Recently, Pyne was the subject of a major survey at Kolkata’s Emami Art. Entitled The (In)Visible & The (Un)Revealed, the exhibition provided a rare opportunity for viewers to see his work spanning seven decades, from early watercolours to large oil paintings and acrylics on canvas. For those (like us) who missed it, here is a glimpse into his enigmatic life and work.

He led a reclusive life

Born into a wealthy merchant family – and cousin to celebrated modernist Ganesh Pyne (1938-2013) – Kartick Chandra Pyne lived a private, reclusive life in Kolkata, West Bengal. He did not gain recognition in the art world till late in his career, with only a small circle of friends, family and students bearing witness to his prolific work and dedication to art. This changed when his piece Bird in a Cage, painted in the 1970s and originally sold for only a few thousand Indian rupees, fetched a record price at a Sotheby’s auction in 2005.

Kartick Chandra Pyne. Bird in a Cage, 1970s. Oil on canvas. Courtesy of Emami Art

Despite the sudden interest in his work from curators and collectors that followed, Pyne retained his stance away from the public eye. “Even we who were from Kolkata were unaware of him”, says artist and friend Jogen Chowdhury about Pyne’s introversion, who only came across his work by chance in a gallery in New Delhi. Another contemporary and one of Pyne’s select familiars, Ganesh Haloi spoke of his “heart-felt reverence for this publicity-shy, dedicated painter” and regarded his privacy as a source of the “unlaboured originality” of his work.

He combined Indian folk and Western artistic traditions
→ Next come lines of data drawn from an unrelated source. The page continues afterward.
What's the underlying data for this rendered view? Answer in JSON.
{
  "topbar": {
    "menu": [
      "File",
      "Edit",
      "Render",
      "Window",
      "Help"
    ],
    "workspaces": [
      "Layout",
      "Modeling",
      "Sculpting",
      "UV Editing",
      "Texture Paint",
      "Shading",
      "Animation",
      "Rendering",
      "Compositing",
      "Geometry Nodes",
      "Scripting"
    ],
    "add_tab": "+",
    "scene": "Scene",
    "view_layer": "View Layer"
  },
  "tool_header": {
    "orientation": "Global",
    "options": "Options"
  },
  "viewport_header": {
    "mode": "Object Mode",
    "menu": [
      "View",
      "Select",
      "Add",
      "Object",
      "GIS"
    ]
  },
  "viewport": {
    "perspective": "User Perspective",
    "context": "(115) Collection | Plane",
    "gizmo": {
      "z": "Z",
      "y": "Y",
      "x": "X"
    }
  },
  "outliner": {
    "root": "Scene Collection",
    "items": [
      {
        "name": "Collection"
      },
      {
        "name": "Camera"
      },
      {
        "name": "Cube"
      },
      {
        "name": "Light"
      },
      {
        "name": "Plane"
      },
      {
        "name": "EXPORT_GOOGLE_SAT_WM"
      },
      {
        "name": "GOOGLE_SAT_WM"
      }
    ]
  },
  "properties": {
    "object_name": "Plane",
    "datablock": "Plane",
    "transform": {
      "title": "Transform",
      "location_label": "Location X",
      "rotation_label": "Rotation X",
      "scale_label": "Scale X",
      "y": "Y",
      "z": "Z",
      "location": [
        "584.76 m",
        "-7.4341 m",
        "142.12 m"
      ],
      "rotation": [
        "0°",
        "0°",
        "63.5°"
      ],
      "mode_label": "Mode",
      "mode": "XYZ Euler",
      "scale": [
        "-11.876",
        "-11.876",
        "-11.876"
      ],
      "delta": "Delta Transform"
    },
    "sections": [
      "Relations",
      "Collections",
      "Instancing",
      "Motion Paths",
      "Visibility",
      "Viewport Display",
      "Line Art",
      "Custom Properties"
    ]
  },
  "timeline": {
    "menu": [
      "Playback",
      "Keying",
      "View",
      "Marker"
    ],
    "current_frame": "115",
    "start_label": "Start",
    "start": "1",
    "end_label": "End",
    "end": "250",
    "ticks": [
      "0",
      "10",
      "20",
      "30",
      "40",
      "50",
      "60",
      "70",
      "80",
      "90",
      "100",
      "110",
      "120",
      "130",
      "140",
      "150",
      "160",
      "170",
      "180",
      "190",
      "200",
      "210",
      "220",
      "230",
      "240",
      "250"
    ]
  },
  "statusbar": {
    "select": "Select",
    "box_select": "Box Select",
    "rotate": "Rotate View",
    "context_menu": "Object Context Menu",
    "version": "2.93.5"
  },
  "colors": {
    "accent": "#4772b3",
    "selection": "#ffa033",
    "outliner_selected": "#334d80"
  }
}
Pyne grew up during the last decades of British colonialism, a turning point in Indian history that brought with it not just independence but a Partition, communal strife and famines. Pyne’s own ancestral home was looted during a riot in this time, after which his family moved to a new house and saw their fortunes wane. In the context of these extraordinary experiences and to express his reflective interior life, Pyne developed an artistic language that borrowed from both Indian folk and Western modernist traditions.

Top: Life Curtain, 2008. Bottom: Dissatisfaction, date unknown. Oil on canvas. Courtesy of Emami Art

The influence of Marc Chagall, Marcel Duchamp and Joan Miro can be seen in the fantasy, colour and imagination of Pyne’s work. Equally, his enduring interest in the Hindu Vaishnava iconography of his childhood shows throughout his oeuvre. An example is Moon Bath (1962) – which was exhibited at the historic Asian Artists Exhibition in Fukuoka Art Museum in Japan in 1979 – and shows the Hindu goddess Radha as a reclining nude, making a simultaneous reference to Henri Matisse. Throughout his life, Pyne continued to draw inspiration from a variety of sources, endeavouring to paint a perfect picture albeit with “something untold in the composition”.

He continued to create art through a debilitating illness

In 1994, aged 63, Kartick Chandra Pyne suffered from a stroke that left half his body paralysed. A complete surprise, the loss of movement was a grave loss and entailed intensive and exhausting physiotherapy during which period painting was impossible. However, in only a few months, Pyne started painting again from his bed, often holding his canvas in-between his legs or in his hands.

Kartick Chandra Pyne. Undying Dreams (Excerpt), 2007. Courtesy of Sankar Majumdar and Chitrakoot Art Gallery

“Just that I could paint again gave me tremendous joy,” he said, expressing an urge to paint despite the illness and pain. The vibrancy of the crayons and watercolour on paper from Pyne’s early work remained a central feature of his later paintings too. From birds, monkeys and horses to humble cart-pullers, posterboys and workers, the abundance and freedom in his work remains exemplary.

A pioneering Indian modernist and surrealist, Kartick Chandra Pyne passed away in Kolkata in 2017. The exhibition at Emami Art – The (In)Visible & The (Un)Revealed – was one of the largest surveys of the artist’s career to date.